“We’re feeling our way … The first phase was making sure our community is safe and healthy, which means we had to close schools,” Avant said. “Now we’re moving into phase two where we have to figure out the academic and distance learning piece … We’ve got to figure out the best way where there’s equity.”

Congress just approved billions of dollars for school responses to COVID-19 including purchasing equipment for online learning and cleaning buildings, but it’s too early to know how much money Memphis will receive.

And county officials, who provide local funding for schools, are researching what it would cost to get virtual classrooms fully functioning while also calculating an expected decline in sales tax money as households spend less on businesses that had to close or cut back operations during the pandemic. State officials rely on sales tax money for schools and are anticipating a significant drop in revenue.

“This is going to force us to be disciplined about what we invest in,” said Michael Whaley, who leads the county commission’s education committee. He added poverty should not be the reason students do not have access to online learning. “That’s just not fair to those students. I think this lights a fire to figure out how to do this.”

Superintendents across the state are worried the expected economic downturn could reduce education spending in the long run, said Dale Lynch, the executive director of the Tennessee Organization of School Superintendents.

“Right now, we’re focused on a health crisis. But we’re also in an economic crisis, and we don’t know yet what that is going to mean for schools,” he said.

Funding is down under a recently approved barebones emergency budget, including money for teacher raises and other initiatives. Gov. Bill Lee has not yet earmarked money for districts to purchase equipment to launch online classes, so only districts that already had enough laptops for every student are fully switching to digital learning.

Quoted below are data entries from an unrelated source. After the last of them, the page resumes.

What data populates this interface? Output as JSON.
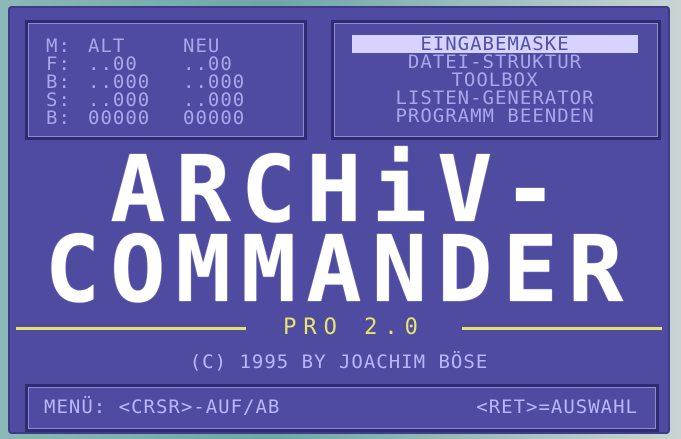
{
  "status_panel": {
    "headers": [
      "M:",
      "ALT",
      "NEU"
    ],
    "rows": [
      {
        "label": "F:",
        "alt": "..00",
        "neu": "..00"
      },
      {
        "label": "B:",
        "alt": "..000",
        "neu": "..000"
      },
      {
        "label": "S:",
        "alt": "..000",
        "neu": "..000"
      },
      {
        "label": "B:",
        "alt": "00000",
        "neu": "00000"
      }
    ]
  },
  "menu": {
    "items": [
      {
        "label": "EINGABEMASKE",
        "selected": true
      },
      {
        "label": "DATEI-STRUKTUR",
        "selected": false
      },
      {
        "label": "TOOLBOX",
        "selected": false
      },
      {
        "label": "LISTEN-GENERATOR",
        "selected": false
      },
      {
        "label": "PROGRAMM BEENDEN",
        "selected": false
      }
    ]
  },
  "title": {
    "line1": "ARCHiV-",
    "line2": "COMMANDER"
  },
  "version": "PRO 2.0",
  "copyright": "(C) 1995 BY JOACHIM BÖSE",
  "help": {
    "left": "MENÜ: <CRSR>-AUF/AB",
    "right": "<RET>=AUSWAHL"
  }
}
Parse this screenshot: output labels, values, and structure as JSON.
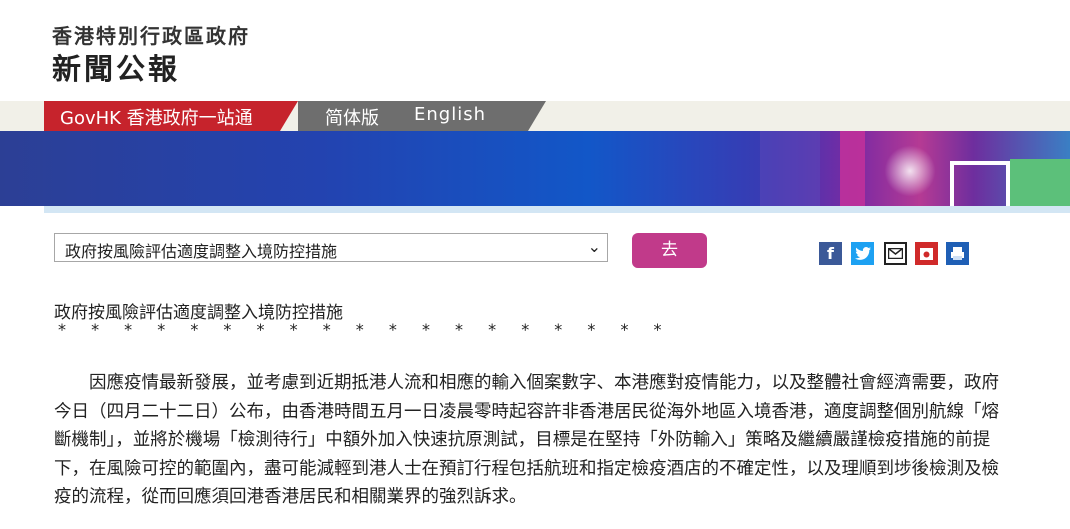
{
  "header": {
    "org_name": "香港特別行政區政府",
    "bulletin_name": "新聞公報"
  },
  "nav": {
    "govhk_label": "GovHK 香港政府一站通",
    "simplified_label": "简体版",
    "english_label": "English"
  },
  "colors": {
    "nav_red": "#c6232c",
    "nav_gray": "#6e6e6e",
    "go_button": "#c13a8a"
  },
  "toolbar": {
    "select_value": "政府按風險評估適度調整入境防控措施",
    "go_label": "去",
    "share_icons": [
      "facebook-icon",
      "twitter-icon",
      "email-icon",
      "weibo-icon",
      "print-icon"
    ]
  },
  "article": {
    "title": "政府按風險評估適度調整入境防控措施",
    "stars": "* * * * * * * * * * * * * * * * * * *",
    "paragraph": "因應疫情最新發展，並考慮到近期抵港人流和相應的輸入個案數字、本港應對疫情能力，以及整體社會經濟需要，政府今日（四月二十二日）公布，由香港時間五月一日凌晨零時起容許非香港居民從海外地區入境香港，適度調整個別航線「熔斷機制」，並將於機場「檢測待行」中額外加入快速抗原測試，目標是在堅持「外防輸入」策略及繼續嚴謹檢疫措施的前提下，在風險可控的範圍內，盡可能減輕到港人士在預訂行程包括航班和指定檢疫酒店的不確定性，以及理順到埗後檢測及檢疫的流程，從而回應須回港香港居民和相關業界的強烈訴求。"
  }
}
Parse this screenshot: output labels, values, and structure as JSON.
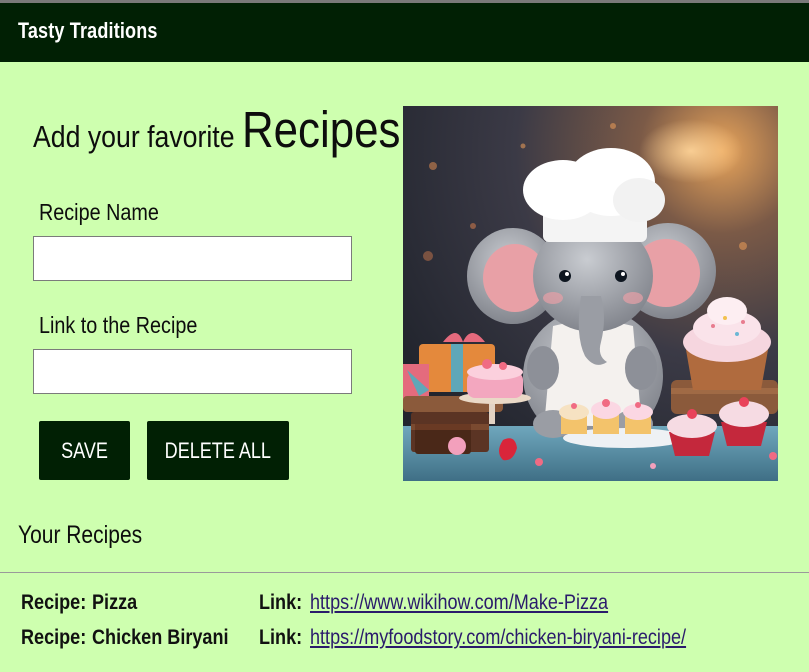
{
  "app": {
    "brand": "Tasty Traditions"
  },
  "form": {
    "heading_prefix": "Add your favorite",
    "heading_emphasis": "Recipes",
    "name_label": "Recipe Name",
    "name_value": "",
    "link_label": "Link to the Recipe",
    "link_value": "",
    "save_label": "SAVE",
    "delete_label": "DELETE ALL"
  },
  "hero": {
    "icon": "elephant-chef-illustration"
  },
  "list": {
    "title": "Your Recipes",
    "recipe_key": "Recipe:",
    "link_key": "Link:",
    "items": [
      {
        "name": "Pizza",
        "url": "https://www.wikihow.com/Make-Pizza"
      },
      {
        "name": "Chicken Biryani",
        "url": "https://myfoodstory.com/chicken-biryani-recipe/"
      }
    ]
  },
  "colors": {
    "background": "#ceffaf",
    "navbar": "#012004",
    "button": "#012004",
    "link": "#2a1b6b"
  }
}
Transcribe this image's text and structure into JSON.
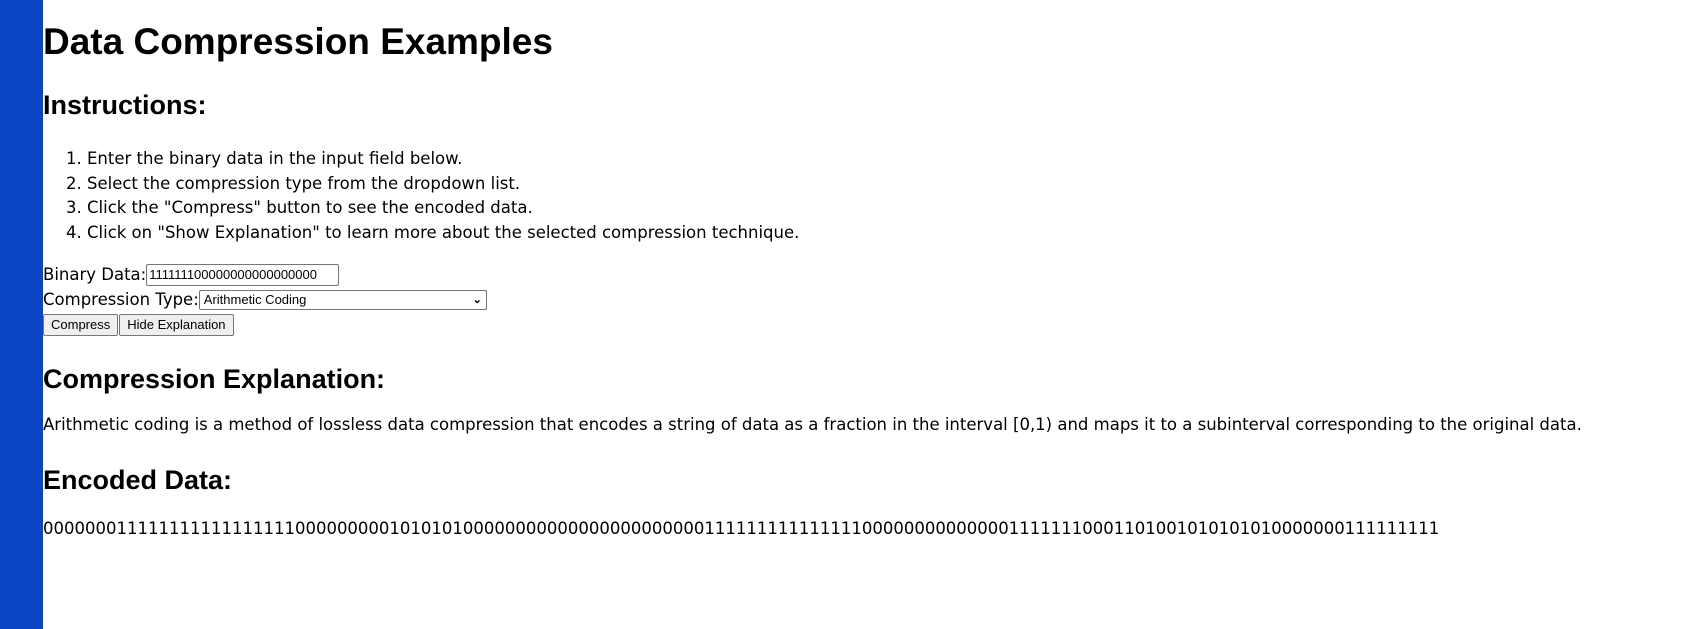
{
  "page": {
    "title": "Data Compression Examples",
    "instructions_heading": "Instructions:",
    "instructions": [
      "Enter the binary data in the input field below.",
      "Select the compression type from the dropdown list.",
      "Click the \"Compress\" button to see the encoded data.",
      "Click on \"Show Explanation\" to learn more about the selected compression technique."
    ]
  },
  "form": {
    "binary_label": "Binary Data:",
    "binary_value": "111111100000000000000000",
    "type_label": "Compression Type:",
    "type_selected": "Arithmetic Coding",
    "compress_label": "Compress",
    "explanation_toggle_label": "Hide Explanation"
  },
  "explanation": {
    "heading": "Compression Explanation:",
    "text": "Arithmetic coding is a method of lossless data compression that encodes a string of data as a fraction in the interval [0,1) and maps it to a subinterval corresponding to the original data."
  },
  "encoded": {
    "heading": "Encoded Data:",
    "value": "0000000111111111111111110000000001010101000000000000000000000001111111111111110000000000000011111110001101001010101010000000111111111"
  },
  "colors": {
    "left_bar": "#0a45c7"
  }
}
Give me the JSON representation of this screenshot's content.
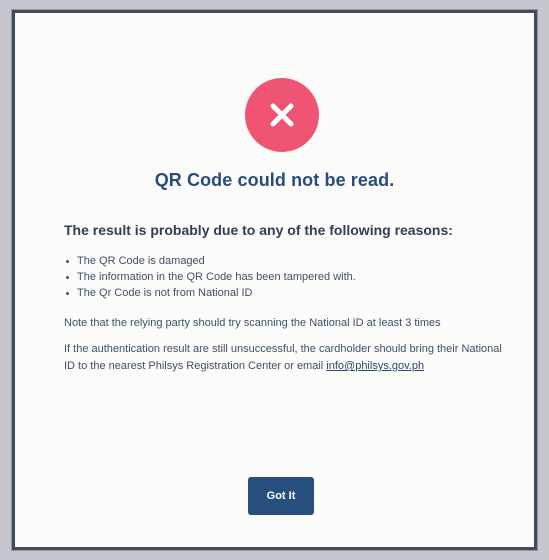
{
  "dialog": {
    "icon": "close-icon",
    "title": "QR Code could not be read.",
    "subtitle": "The result is probably due to any of the following reasons:",
    "reasons": [
      "The QR Code is damaged",
      "The information in the QR Code has been tampered with.",
      "The Qr Code is not from National ID"
    ],
    "note": "Note that the relying party should try scanning the National ID at least 3 times",
    "info_text": "If the authentication result are still unsuccessful, the cardholder should bring their National ID to the nearest Philsys Registration Center or email",
    "email": "info@philsys.gov.ph",
    "button_label": "Got It"
  },
  "colors": {
    "error_badge": "#ef5572",
    "title": "#284d7a",
    "button": "#28507f",
    "border": "#3f4b5e"
  }
}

In New Jersey, the state legislature passed a series of emergency bills in response to COVID-19, including a grant for school districts to purchase technology including laptops, tablets, and internet hotspots for students in need. In Chicago, the school board recently approved up to $75 million for emergency response services, including computers and iPads, but warned the investment would prompt difficult budget cuts down the road.

(Laura Faith Kebede)

Unlike previous years, Shelby County Schools cannot lean on its reserve fund to cover shortages. The district’s reserve fund contains about a month’s worth of operating costs, or $83 million, after years of county officials and school board members urging district staff to spend it down and pump money into the classroom. Just five years ago, the district’s reserve was at $110 million.

For next school year, the district plans to only use $5 million of its reserves, down from $32 million last year to keep a minimum 8% of its annual budget in reserves, as required by board policy.

The district plans to cut $25 million from its central office by eliminating jobs and spending less on contracted services, such as consultants. Of the 139 positions the district plans to cut, more than half are maintenance technicians and school-based campus monitors for cafeterias, hallways, study hall, and in-school suspension.

Of the 115 teacher positions the district proposes to cut, a third are related to planned school consolidations such as the new Alcy Elementary School, which will combine Alcy, Charjean, and Magnolia elementary schools into a new building. The district struggles to fill teaching positions every year, so it’s unclear if the proposal includes eliminating unfilled positions or existing teachers. Shelby County Schools did not immediately respond to Chalkbeat’s request for comment Thursday.

In the meantime, community meetings to go over the district’s budget priorities are postponed because the city is under a stay-at-home order that prohibits “non-essential” travel. The school board is working on conducting virtual meetings and expects to hold a budget committee meeting at 3 p.m. Monday.

But no matter how long school is out because of the new coronavirus, state law requires that local governments that fund education approve a spending plan for the 2020-21 school year by July 1, a little over three months from now.

Chalkbeat reporter Marta W. Aldrich contributed to this story.